JH: So there’s a lot in that, and my story is unique. As I said, my husband moved with me. There was never a question. I’m a tit-for-tat kind of person. You do me good. And I will do you good. And I’ve always remembered that, and it affects everything. Through the years, there were times when he was the trailing spouse. So now I look at him, and I’m glad he’s living his best life. Not just for him but for our community. He’s the best person to be mayor. All the polls showed that before he decided to run.
I’ve had a great career. I have a great name, right? I can do whatever I want to do. In my community, I have very good access to everyone. I ride for the brand. I’m just proud of him. I’m happy for him. I love him. I’m truly happy, and it’s the same for our children. Whatever they do is solid and creative. It comes together.
So I don’t even think about being overshadowed, I don’t see the world that way, but I understand that women might feel that. Each of us loves differently. To me, love looks like supporting me, helping me having compassion for me. And that’s what I tried to give back. What love looks like to me is wanting your partner to live their best life. Just like we want to live our best lives.
TB: I love it. So good. And I also love the fact that you brought two cultures together. And you can only really do that when you have proximity to the other’s culture. And so kudos to you, two, for not just being able to support one another but still accomplishing things on your own and being supported.
So what’s next for you?
JH: Well, the most important thing to me is that Seattle itself thrives. I’m joined in a consortium of folks who are very focused on the Seattle brand across a number of elements. Stay tuned; you’ll hear good things from our city. And I am also glad to be here in Louisville. It’s a completely different community, but similar in that there’s a focus on compassion and love here. I think it is just incredibly unique. Thank you!
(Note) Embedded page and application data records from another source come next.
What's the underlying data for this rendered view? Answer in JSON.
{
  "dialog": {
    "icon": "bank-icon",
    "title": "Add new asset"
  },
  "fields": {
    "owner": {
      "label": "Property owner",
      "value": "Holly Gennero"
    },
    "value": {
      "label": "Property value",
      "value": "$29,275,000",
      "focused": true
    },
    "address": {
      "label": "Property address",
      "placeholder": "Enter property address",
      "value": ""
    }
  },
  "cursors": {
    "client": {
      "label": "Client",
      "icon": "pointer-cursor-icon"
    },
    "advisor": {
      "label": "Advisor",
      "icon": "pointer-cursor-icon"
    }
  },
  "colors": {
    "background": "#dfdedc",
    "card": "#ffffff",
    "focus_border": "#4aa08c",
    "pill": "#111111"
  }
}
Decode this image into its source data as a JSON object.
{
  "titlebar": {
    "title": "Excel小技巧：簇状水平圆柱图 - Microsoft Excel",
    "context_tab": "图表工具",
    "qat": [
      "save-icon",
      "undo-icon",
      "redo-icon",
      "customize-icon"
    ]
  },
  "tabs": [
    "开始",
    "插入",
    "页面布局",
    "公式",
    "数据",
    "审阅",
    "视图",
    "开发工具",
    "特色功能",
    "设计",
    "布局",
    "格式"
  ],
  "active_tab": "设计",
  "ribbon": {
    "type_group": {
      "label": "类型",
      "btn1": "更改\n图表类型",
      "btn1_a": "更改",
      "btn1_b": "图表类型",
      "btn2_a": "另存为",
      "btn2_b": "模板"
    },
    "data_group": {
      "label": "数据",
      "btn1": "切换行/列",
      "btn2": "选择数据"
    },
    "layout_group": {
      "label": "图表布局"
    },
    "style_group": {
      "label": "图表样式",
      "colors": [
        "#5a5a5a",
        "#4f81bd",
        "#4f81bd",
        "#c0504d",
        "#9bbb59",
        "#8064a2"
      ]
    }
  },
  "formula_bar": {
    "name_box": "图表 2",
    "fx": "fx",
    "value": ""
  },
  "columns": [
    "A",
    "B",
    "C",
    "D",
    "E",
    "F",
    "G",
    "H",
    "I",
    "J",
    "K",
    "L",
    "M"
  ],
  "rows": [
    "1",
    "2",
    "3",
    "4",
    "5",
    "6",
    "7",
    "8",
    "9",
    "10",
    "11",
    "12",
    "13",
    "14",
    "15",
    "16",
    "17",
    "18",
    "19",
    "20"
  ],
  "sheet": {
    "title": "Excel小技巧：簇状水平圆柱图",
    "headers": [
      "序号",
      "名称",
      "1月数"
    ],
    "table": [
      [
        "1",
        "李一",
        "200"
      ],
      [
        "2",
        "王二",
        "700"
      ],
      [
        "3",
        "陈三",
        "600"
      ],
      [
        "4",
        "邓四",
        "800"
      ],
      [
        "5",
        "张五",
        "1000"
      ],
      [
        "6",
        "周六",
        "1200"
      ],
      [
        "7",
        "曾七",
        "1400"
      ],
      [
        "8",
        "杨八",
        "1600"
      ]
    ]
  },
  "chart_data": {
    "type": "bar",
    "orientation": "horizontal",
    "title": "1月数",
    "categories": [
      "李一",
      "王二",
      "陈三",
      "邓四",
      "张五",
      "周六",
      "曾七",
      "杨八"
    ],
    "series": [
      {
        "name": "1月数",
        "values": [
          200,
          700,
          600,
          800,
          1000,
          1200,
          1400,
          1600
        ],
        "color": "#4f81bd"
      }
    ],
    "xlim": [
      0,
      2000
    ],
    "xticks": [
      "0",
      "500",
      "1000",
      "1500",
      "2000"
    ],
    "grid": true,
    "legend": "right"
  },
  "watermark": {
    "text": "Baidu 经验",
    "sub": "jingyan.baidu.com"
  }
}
TB: Thank you so much.
This transcript has been edited for clarity and length.